4. If you only have access to the court's general telephone number, identify your issue clearly at the beginning of the conversation. For example, the first thing I usually state to a court's clerk's office is, "Good afternoon. I have a question about creating a Record on Appeal on a civil appeal." Identifying that the matter concerns a civil appeal is important where the court assigns different attorneys or staffers to civil or criminal appeals. Also, some courts dedicate certain attorneys or staffers to certain sections of court procedure -- e.g., motions, records on appeal, motions, etc.
5. Some courts assign case managers to each appeal. If your appeal has a case manager, call him or her first with the question. If he or she is unable to answer the question, he or she will refer you to the appropriate person. If you attempt to skip that step, you'll inevitably get transferred to your case manager.
6. If you get an attorney's or staffer's voicemail, be detailed yet concise. Identify who you are, your appeal, whom you represent, your telephone number (speak slowly), and your question. Provide a short synopsis of your question on the voicemail. For example, "I have a question about a motion to dismiss an appeal." The clearer the message, the more apt the office will contact you back expeditiously.
7. Sometimes court rules provide judicial remedies for issues that the court would prefer the parties handle without court intervention. For example, appellate courts usually have a rule regarding motions to strike a record on appeal or appendix because certain documents are missing or omitted. However, some courts prefer that a party forego motion practice and solve the issue by submitting a supplemental record on appeal or appendix or agreeing with the appellant that he or she will do so. Before making these types of motions, you might want to call the court's clerk's office to learn the court's preferred method of resolving the issue. Like trial courts, appellate courts are flooded with motions and other work. If you can lighten the office's workload with the court's blessing, do so.

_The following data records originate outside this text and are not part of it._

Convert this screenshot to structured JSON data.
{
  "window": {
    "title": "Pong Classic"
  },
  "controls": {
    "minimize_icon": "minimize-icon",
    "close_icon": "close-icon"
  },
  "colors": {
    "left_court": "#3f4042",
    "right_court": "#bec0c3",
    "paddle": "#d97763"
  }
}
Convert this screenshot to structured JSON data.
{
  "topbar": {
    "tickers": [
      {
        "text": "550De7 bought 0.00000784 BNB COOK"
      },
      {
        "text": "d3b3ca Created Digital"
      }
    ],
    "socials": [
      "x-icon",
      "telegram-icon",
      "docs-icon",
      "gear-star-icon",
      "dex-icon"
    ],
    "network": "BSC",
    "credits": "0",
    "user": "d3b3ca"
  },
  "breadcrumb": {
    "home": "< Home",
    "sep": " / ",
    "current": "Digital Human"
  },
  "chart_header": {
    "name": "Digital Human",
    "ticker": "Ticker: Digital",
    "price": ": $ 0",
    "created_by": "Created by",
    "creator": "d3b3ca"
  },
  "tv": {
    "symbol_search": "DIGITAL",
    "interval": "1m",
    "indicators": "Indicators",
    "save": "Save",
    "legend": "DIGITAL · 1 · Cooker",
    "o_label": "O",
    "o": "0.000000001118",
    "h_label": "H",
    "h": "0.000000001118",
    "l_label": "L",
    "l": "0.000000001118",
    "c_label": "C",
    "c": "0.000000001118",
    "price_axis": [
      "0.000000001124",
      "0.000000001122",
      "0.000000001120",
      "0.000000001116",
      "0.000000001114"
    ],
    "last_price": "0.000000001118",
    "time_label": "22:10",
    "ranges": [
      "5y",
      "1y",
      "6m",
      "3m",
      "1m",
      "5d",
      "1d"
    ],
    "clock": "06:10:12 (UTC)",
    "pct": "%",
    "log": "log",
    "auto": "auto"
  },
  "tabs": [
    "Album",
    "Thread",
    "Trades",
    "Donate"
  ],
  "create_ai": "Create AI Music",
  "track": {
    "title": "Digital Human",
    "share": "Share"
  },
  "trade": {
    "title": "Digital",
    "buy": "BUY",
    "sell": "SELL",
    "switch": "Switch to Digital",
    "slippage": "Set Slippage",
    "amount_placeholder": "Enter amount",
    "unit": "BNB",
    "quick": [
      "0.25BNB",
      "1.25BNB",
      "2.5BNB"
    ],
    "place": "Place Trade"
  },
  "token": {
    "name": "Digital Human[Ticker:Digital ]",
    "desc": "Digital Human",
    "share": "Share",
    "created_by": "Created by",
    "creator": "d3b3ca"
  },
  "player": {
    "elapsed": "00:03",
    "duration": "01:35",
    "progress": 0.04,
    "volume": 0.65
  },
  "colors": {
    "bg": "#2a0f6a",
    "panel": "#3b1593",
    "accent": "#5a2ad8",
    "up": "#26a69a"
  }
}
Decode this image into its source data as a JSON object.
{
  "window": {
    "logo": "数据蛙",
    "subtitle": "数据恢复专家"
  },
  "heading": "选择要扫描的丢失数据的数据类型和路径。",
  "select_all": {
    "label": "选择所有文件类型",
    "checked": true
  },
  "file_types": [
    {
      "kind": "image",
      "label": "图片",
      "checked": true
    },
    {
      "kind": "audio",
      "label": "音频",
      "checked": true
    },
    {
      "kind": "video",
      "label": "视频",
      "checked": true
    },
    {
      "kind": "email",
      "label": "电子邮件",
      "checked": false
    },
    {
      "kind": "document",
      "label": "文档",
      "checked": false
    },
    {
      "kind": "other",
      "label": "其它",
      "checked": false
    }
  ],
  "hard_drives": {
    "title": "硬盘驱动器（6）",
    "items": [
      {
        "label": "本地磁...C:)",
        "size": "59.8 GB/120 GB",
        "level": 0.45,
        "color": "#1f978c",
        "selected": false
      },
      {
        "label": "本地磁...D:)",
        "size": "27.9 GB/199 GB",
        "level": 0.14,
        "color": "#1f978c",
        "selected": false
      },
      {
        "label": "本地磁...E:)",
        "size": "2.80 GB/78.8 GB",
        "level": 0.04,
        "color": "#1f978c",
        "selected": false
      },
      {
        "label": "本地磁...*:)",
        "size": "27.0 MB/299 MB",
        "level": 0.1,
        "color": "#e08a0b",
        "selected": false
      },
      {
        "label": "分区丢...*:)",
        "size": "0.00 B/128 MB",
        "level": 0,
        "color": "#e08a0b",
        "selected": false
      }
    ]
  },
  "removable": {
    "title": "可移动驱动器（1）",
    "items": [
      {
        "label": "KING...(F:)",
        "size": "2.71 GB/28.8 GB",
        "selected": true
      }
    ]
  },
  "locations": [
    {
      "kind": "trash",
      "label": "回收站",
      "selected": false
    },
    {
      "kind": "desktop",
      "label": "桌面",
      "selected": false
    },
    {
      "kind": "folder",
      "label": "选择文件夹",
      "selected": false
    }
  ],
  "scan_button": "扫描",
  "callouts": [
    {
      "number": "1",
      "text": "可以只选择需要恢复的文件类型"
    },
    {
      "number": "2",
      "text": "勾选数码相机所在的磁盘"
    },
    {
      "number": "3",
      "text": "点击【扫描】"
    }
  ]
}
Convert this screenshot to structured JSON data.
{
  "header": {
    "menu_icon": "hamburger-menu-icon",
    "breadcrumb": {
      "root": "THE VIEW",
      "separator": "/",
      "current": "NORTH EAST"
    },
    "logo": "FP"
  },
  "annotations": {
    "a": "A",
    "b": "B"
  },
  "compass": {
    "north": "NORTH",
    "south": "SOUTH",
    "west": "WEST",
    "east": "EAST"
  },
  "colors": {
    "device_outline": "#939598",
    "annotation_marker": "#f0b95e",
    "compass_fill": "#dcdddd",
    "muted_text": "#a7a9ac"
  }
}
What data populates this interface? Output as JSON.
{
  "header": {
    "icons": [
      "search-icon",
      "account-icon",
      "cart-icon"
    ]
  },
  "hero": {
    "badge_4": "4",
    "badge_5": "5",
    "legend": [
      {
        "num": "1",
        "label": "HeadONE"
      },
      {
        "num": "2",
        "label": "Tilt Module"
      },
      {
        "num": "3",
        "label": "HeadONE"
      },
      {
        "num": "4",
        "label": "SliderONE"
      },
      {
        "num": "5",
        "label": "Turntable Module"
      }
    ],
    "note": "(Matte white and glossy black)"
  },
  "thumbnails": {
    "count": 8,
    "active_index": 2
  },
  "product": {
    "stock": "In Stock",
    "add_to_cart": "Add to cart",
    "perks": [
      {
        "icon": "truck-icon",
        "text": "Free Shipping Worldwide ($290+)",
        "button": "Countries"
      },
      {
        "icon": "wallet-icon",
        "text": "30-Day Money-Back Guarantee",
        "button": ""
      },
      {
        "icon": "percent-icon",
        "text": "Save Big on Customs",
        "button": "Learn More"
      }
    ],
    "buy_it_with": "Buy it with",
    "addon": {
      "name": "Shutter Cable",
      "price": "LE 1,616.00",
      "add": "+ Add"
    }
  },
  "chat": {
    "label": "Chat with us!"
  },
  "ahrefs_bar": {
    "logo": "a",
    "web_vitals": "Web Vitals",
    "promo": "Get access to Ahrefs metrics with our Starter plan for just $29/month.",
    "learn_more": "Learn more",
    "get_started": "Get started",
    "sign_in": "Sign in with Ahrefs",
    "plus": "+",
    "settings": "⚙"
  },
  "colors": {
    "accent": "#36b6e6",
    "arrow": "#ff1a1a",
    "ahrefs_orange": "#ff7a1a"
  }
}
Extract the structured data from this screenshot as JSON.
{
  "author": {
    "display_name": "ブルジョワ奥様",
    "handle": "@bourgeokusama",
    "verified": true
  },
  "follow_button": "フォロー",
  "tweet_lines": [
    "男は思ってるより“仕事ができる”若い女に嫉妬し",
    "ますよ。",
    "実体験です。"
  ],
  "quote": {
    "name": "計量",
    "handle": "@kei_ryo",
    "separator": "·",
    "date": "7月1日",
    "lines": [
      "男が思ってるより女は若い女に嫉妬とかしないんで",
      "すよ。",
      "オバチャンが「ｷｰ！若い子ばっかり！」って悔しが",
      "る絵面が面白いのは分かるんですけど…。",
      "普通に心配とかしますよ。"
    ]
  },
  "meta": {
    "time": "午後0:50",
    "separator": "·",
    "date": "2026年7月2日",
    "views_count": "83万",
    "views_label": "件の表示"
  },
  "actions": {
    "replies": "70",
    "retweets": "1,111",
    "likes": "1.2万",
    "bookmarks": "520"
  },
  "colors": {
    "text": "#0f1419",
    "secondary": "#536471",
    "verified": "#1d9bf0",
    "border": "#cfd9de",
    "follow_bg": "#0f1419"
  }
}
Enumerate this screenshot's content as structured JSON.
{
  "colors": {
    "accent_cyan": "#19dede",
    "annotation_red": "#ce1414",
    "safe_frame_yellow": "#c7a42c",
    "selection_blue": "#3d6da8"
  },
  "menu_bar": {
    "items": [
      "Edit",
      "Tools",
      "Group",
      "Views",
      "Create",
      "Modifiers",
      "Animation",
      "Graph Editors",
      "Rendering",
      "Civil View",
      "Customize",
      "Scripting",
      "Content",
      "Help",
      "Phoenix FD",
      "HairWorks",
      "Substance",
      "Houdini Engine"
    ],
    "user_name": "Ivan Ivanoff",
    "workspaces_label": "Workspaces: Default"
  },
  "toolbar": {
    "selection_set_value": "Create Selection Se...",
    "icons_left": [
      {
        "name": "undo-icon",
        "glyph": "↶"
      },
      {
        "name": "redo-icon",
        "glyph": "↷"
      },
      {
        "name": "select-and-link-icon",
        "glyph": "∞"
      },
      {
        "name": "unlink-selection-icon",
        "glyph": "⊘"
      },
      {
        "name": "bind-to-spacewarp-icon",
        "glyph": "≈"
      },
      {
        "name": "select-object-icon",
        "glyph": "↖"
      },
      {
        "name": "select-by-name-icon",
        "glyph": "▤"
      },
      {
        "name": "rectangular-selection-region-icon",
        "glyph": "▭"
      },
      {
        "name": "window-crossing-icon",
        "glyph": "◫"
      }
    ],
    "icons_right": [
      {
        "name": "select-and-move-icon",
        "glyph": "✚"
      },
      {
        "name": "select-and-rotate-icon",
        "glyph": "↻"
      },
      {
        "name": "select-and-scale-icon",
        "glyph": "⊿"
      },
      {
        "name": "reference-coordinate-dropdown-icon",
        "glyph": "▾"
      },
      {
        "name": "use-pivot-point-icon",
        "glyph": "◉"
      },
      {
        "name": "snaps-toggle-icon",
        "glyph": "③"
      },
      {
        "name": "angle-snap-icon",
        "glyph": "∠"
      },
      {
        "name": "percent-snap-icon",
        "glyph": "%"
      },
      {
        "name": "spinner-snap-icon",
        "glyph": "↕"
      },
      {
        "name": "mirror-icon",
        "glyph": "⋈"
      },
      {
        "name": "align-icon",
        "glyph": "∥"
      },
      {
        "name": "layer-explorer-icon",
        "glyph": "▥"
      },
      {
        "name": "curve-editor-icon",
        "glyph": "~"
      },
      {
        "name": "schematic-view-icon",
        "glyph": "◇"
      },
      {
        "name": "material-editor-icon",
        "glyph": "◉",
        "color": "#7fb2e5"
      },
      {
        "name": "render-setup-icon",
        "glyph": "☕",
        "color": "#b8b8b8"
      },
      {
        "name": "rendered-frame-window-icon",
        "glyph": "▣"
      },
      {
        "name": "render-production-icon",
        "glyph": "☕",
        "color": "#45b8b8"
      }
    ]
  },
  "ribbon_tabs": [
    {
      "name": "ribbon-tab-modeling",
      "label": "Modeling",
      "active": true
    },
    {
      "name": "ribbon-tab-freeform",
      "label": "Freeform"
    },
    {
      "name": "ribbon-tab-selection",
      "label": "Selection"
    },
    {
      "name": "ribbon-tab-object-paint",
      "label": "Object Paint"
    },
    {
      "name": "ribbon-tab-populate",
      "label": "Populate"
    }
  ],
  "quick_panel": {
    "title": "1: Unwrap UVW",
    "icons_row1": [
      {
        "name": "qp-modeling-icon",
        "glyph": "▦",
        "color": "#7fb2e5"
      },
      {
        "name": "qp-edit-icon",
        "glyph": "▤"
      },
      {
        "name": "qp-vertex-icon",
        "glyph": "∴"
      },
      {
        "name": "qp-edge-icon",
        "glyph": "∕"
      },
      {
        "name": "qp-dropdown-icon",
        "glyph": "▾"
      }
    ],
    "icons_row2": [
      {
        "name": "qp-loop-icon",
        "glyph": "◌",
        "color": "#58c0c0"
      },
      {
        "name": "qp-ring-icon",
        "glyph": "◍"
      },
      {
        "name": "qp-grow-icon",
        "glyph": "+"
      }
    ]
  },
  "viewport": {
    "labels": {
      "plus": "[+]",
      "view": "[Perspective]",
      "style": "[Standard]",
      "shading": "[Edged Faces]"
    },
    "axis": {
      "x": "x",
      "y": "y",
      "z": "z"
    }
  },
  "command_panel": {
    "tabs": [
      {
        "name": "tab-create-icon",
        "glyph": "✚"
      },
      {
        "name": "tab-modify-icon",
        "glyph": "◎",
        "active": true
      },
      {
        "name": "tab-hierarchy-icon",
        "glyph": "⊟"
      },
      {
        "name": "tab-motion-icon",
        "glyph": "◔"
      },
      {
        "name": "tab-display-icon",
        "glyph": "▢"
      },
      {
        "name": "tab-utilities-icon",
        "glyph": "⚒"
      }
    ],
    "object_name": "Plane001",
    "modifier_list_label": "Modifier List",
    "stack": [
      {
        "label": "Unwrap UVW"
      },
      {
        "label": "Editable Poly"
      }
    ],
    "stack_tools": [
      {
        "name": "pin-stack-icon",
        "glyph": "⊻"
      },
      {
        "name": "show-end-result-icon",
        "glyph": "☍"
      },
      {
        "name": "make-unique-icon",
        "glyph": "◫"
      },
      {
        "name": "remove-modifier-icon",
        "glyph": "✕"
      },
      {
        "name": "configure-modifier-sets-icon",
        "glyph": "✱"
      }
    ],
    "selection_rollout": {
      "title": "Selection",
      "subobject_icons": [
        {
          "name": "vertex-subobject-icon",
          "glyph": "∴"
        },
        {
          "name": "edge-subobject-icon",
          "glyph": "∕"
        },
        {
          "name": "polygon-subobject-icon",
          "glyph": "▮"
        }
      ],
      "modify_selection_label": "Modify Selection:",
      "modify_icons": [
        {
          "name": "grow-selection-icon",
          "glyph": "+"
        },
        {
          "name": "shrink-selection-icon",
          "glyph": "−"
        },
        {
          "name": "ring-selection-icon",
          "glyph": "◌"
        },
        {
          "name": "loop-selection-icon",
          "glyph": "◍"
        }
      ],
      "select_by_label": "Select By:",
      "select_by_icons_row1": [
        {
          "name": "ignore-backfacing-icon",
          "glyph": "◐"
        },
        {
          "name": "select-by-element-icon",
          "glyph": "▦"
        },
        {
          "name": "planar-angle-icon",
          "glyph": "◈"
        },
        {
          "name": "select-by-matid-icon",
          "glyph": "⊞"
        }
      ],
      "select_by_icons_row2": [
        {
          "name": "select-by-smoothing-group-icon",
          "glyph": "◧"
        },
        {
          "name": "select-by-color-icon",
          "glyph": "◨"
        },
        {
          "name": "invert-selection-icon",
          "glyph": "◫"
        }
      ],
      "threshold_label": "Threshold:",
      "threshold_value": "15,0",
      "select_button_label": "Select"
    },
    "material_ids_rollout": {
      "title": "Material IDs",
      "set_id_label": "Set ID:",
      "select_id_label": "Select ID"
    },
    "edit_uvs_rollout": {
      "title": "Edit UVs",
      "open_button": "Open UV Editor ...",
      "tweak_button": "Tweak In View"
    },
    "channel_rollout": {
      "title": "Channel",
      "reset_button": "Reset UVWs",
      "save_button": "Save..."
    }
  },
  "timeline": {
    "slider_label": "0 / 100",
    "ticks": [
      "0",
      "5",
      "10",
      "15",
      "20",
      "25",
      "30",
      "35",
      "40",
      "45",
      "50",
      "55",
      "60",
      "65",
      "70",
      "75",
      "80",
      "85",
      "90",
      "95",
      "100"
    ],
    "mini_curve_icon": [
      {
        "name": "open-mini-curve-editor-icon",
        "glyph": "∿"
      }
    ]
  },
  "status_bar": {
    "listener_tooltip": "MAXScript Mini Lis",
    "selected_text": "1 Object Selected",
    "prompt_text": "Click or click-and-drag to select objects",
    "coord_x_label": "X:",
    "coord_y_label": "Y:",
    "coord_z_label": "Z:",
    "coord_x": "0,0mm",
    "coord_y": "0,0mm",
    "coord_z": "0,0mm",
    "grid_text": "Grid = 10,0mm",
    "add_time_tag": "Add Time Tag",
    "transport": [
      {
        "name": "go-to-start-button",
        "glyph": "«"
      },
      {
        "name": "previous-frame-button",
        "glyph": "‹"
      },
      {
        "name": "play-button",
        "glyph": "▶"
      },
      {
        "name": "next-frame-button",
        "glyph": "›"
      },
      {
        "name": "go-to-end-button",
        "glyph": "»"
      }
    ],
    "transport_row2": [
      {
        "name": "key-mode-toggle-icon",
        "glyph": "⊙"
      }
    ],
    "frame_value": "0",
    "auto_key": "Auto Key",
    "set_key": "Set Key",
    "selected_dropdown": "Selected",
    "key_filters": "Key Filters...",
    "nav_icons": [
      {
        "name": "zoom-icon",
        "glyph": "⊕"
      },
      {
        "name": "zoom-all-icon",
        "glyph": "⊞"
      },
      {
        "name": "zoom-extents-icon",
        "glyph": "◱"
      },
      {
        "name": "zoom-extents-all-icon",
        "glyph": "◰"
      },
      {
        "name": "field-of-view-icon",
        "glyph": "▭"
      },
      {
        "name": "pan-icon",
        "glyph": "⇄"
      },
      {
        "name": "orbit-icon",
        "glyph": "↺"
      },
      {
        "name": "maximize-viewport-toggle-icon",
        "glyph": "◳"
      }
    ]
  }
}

8. Do not ask questions that seek legal advice. The best way to end a conversation with a court's clerk's office is to ask those types of questions. If you are unsure that the question straddles the line between asking for legal advice and simply asking about court procedure, preface the question by telling the attorney and staffer that you do not mean to delve into that realm and that you are only seeking an answer information on the court's rules and procedures. Most often, the clerk will provide as much information as they can, but will not provide the ultimate answer. For example, the court’s clerk’s office might confirm that the provisions of a rule or statute apply to the time to file a notice of appeal, but he or she won’t tell you the last day to file the document.
9. Do not discuss substantive details about your appeal with the court clerk’s office. By doing so, you are putting that attorney or staffer in a position that blurs the line between answering a question about court procedure and engaging in ex parte communication. This is another quick way to end a conversation with a court's clerk's office.
10. Do not disparage your adversary to the court's clerk's office. Even if your question about court rules and procedure stems from your adversary's lack of professionalism, you should not share those unnecessary details with the clerk's office. Frankly, the court does not care about those details and, again, discussing such information changes the conversation to more of an ex parte, adversarial conversation.
11. Make the call to the court clerk’s office yourself. Do not delegate the task to a legal assistant, paralegal, or attorney who does not know the appeal or issue. By calling the clerk’s office yourself rather than delegating the task, you avoid multiple calls to the court clerk’s office because there are gaps in information about the appeal or question.